Website and app data records:
=-=-=-=-=

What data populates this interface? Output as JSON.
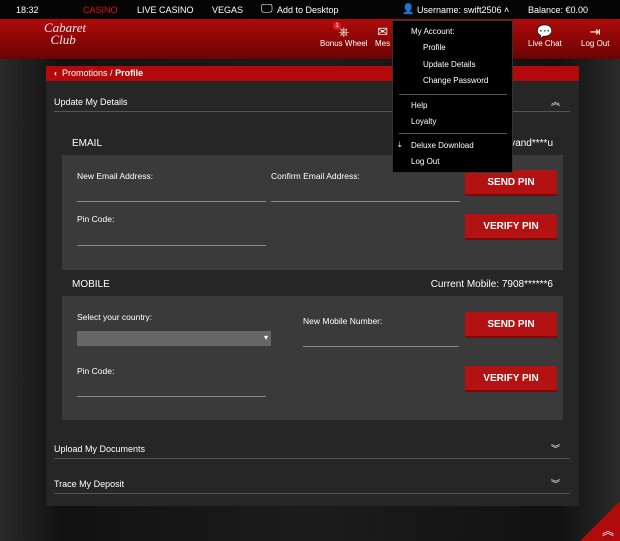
{
  "topbar": {
    "time": "18:32",
    "nav": [
      "CASINO",
      "LIVE CASINO",
      "VEGAS"
    ],
    "add_to_desktop": "Add to Desktop",
    "username": "Username: swift2506",
    "balance": "Balance: €0.00"
  },
  "header": {
    "logo": "Cabaret Club",
    "bonus_wheel": "Bonus Wheel",
    "bonus_badge": "1",
    "messages": "Mes",
    "live_chat": "Live Chat",
    "log_out": "Log Out"
  },
  "breadcrumb": {
    "parent": "Promotions",
    "sep": " / ",
    "current": "Profile"
  },
  "sections": {
    "update": "Update My Details",
    "upload": "Upload My Documents",
    "trace": "Trace My Deposit"
  },
  "email": {
    "title": "EMAIL",
    "current": "vand****u",
    "new_label": "New Email Address:",
    "confirm_label": "Confirm Email Address:",
    "pin_label": "Pin Code:",
    "send_pin": "SEND PIN",
    "verify_pin": "VERIFY PIN"
  },
  "mobile": {
    "title": "MOBILE",
    "current": "Current Mobile: 7908******6",
    "country_label": "Select your country:",
    "country_value": "",
    "number_label": "New Mobile Number:",
    "pin_label": "Pin Code:",
    "send_pin": "SEND PIN",
    "verify_pin": "VERIFY PIN"
  },
  "dropdown": {
    "heading": "My Account:",
    "items": [
      "Profile",
      "Update Details",
      "Change Password"
    ],
    "help": "Help",
    "loyalty": "Loyalty",
    "download": "Deluxe Download",
    "logout": "Log Out"
  },
  "colors": {
    "accent": "#b20a0a",
    "panel": "#262626",
    "box": "#3a3a3a"
  }
}
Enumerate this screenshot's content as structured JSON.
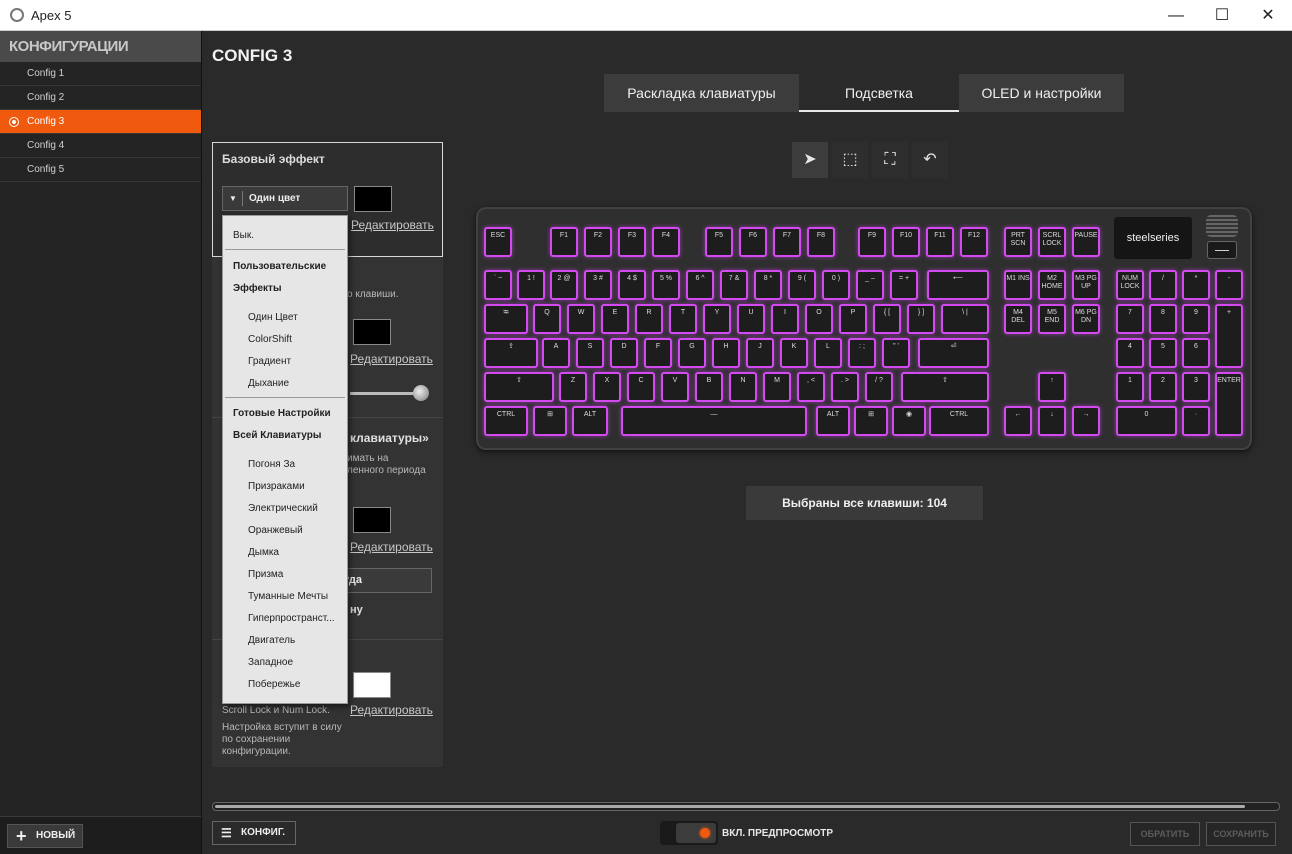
{
  "window": {
    "title": "Apex 5",
    "minimize": "—",
    "maximize": "☐",
    "close": "✕"
  },
  "sidebar": {
    "header": "КОНФИГУРАЦИИ",
    "items": [
      {
        "label": "Config 1"
      },
      {
        "label": "Config 2"
      },
      {
        "label": "Config 3"
      },
      {
        "label": "Config 4"
      },
      {
        "label": "Config 5"
      }
    ],
    "new_label": "НОВЫЙ"
  },
  "main": {
    "title": "CONFIG 3",
    "tabs": [
      {
        "label": "Раскладка клавиатуры"
      },
      {
        "label": "Подсветка"
      },
      {
        "label": "OLED и настройки"
      }
    ]
  },
  "panel": {
    "base_effect_title": "Базовый эффект",
    "effect_value": "Один цвет",
    "edit_label": "Редактировать",
    "snippet_keys": "о клавиши.",
    "snippet_keyboard_title": "клавиатуры»",
    "snippet_line1": "имать на",
    "snippet_line2": "ленного периода",
    "snippet_button": "уда",
    "snippet_bold": "ну",
    "snippet_lock": "Scroll Lock и Num Lock.",
    "note": "Настройка вступит в силу по сохранении конфигурации."
  },
  "dropdown": {
    "items": [
      {
        "label": "Вык.",
        "group": false
      },
      {
        "label": "Пользовательские",
        "group": true
      },
      {
        "label": "Эффекты",
        "group": true
      },
      {
        "label": "Один Цвет",
        "group": false
      },
      {
        "label": "ColorShift",
        "group": false
      },
      {
        "label": "Градиент",
        "group": false
      },
      {
        "label": "Дыхание",
        "group": false
      },
      {
        "label": "Готовые Настройки",
        "group": true
      },
      {
        "label": "Всей Клавиатуры",
        "group": true
      },
      {
        "label": "Погоня За",
        "group": false
      },
      {
        "label": "Призраками",
        "group": false
      },
      {
        "label": "Электрический",
        "group": false
      },
      {
        "label": "Оранжевый",
        "group": false
      },
      {
        "label": "Дымка",
        "group": false
      },
      {
        "label": "Призма",
        "group": false
      },
      {
        "label": "Туманные Мечты",
        "group": false
      },
      {
        "label": "Гиперпространст...",
        "group": false
      },
      {
        "label": "Двигатель",
        "group": false
      },
      {
        "label": "Западное",
        "group": false
      },
      {
        "label": "Побережье",
        "group": false
      }
    ]
  },
  "tools": [
    {
      "name": "select-tool",
      "glyph": "➤"
    },
    {
      "name": "box-select-tool",
      "glyph": "⬚"
    },
    {
      "name": "select-all-tool",
      "glyph": "⛶"
    },
    {
      "name": "undo-tool",
      "glyph": "↶"
    }
  ],
  "keyboard": {
    "logo": "steelseries",
    "keys": {
      "esc": "ESC",
      "f1": "F1",
      "f2": "F2",
      "f3": "F3",
      "f4": "F4",
      "f5": "F5",
      "f6": "F6",
      "f7": "F7",
      "f8": "F8",
      "f9": "F9",
      "f10": "F10",
      "f11": "F11",
      "f12": "F12",
      "prtscn": "PRT SCN",
      "scrlock": "SCRL LOCK",
      "pause": "PAUSE",
      "tilde": "` ~",
      "n1": "1 !",
      "n2": "2 @",
      "n3": "3 #",
      "n4": "4 $",
      "n5": "5 %",
      "n6": "6 ^",
      "n7": "7 &",
      "n8": "8 *",
      "n9": "9 (",
      "n0": "0 )",
      "minus": "_ –",
      "equals": "= +",
      "backspace": "⟵",
      "m1": "M1 INS",
      "m2": "M2 HOME",
      "m3": "M3 PG UP",
      "numlock": "NUM LOCK",
      "numdiv": "/",
      "nummul": "*",
      "numsub": "-",
      "tab": "⭾",
      "q": "Q",
      "w": "W",
      "e": "E",
      "r": "R",
      "t": "T",
      "y": "Y",
      "u": "U",
      "i": "I",
      "o": "O",
      "p": "P",
      "lbracket": "{ [",
      "rbracket": "} ]",
      "backslash": "\\ |",
      "m4": "M4 DEL",
      "m5": "M5 END",
      "m6": "M6 PG DN",
      "num7": "7",
      "num8": "8",
      "num9": "9",
      "numadd": "+",
      "caps": "⇪",
      "a": "A",
      "s": "S",
      "d": "D",
      "f": "F",
      "g": "G",
      "h": "H",
      "j": "J",
      "k": "K",
      "l": "L",
      "semicolon": ": ;",
      "quote": "\" '",
      "enter": "⏎",
      "num4": "4",
      "num5": "5",
      "num6": "6",
      "lshift": "⇧",
      "z": "Z",
      "x": "X",
      "c": "C",
      "v": "V",
      "b": "B",
      "n": "N",
      "m": "M",
      "comma": ", <",
      "period": ". >",
      "slash": "/ ?",
      "rshift": "⇧",
      "up": "↑",
      "num1": "1",
      "num2": "2",
      "num3": "3",
      "numenter": "ENTER",
      "lctrl": "CTRL",
      "lwin": "⊞",
      "lalt": "ALT",
      "space": "—",
      "ralt": "ALT",
      "rwin": "⊞",
      "fn": "◉",
      "rctrl": "CTRL",
      "left": "←",
      "down": "↓",
      "right": "→",
      "num0": "0",
      "numdot": "·"
    }
  },
  "status": {
    "selected_text": "Выбраны все клавиши: 104"
  },
  "bottom": {
    "config_label": "КОНФИГ.",
    "preview_label": "ВКЛ. ПРЕДПРОСМОТР",
    "revert_label": "ОБРАТИТЬ",
    "save_label": "СОХРАНИТЬ"
  },
  "colors": {
    "accent": "#f05a0f",
    "key_glow": "#d34bf0"
  }
}
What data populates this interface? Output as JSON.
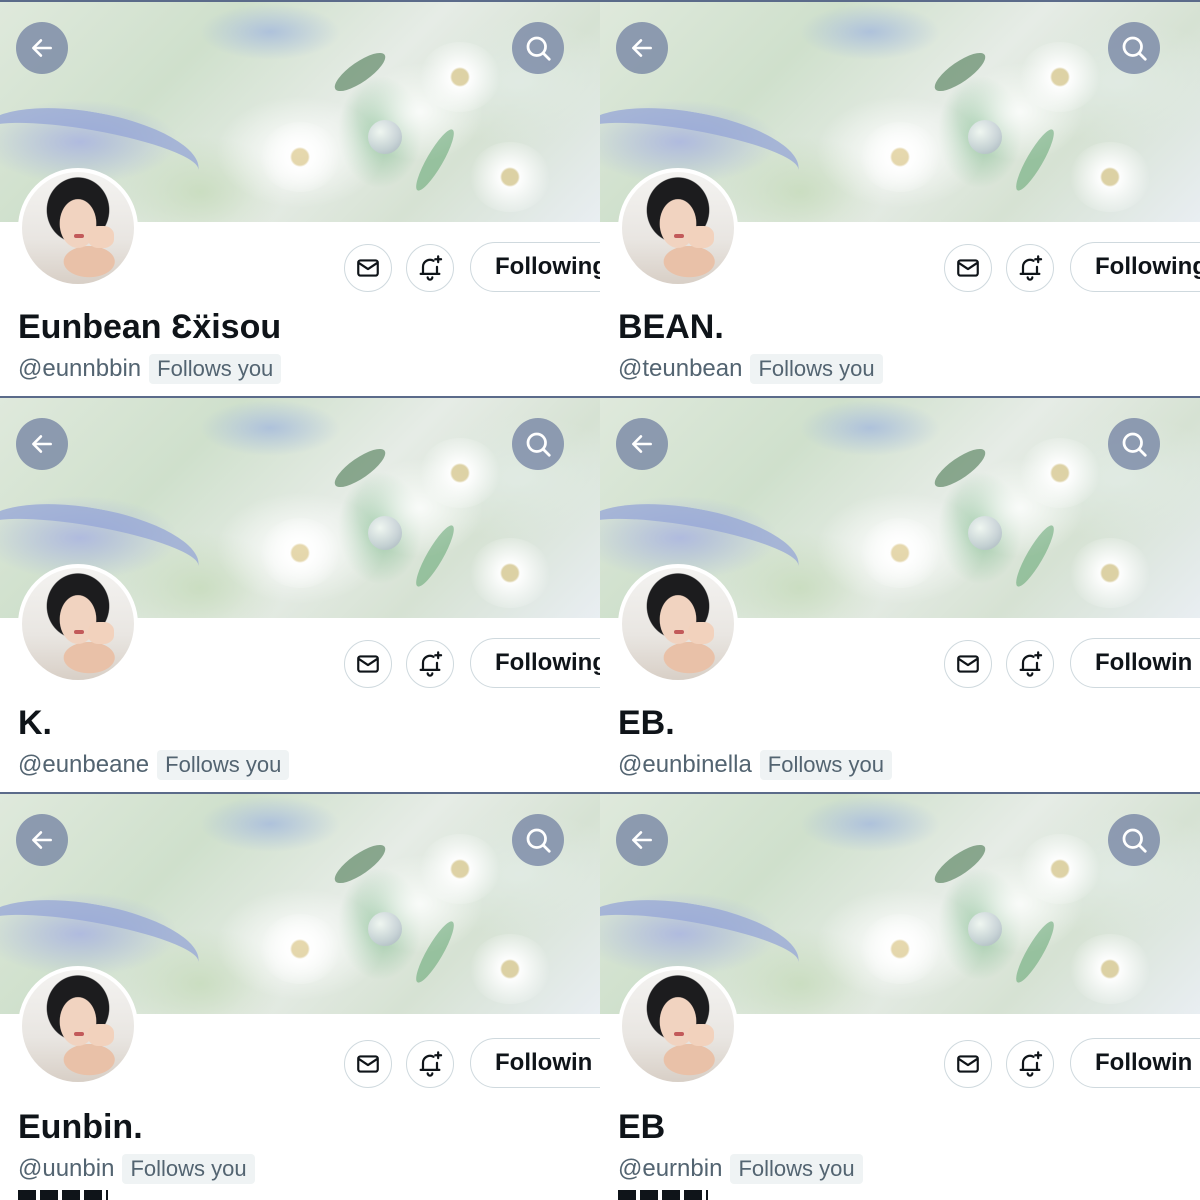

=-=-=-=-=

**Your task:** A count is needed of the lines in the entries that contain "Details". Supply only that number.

**Reply to the exercise:** 2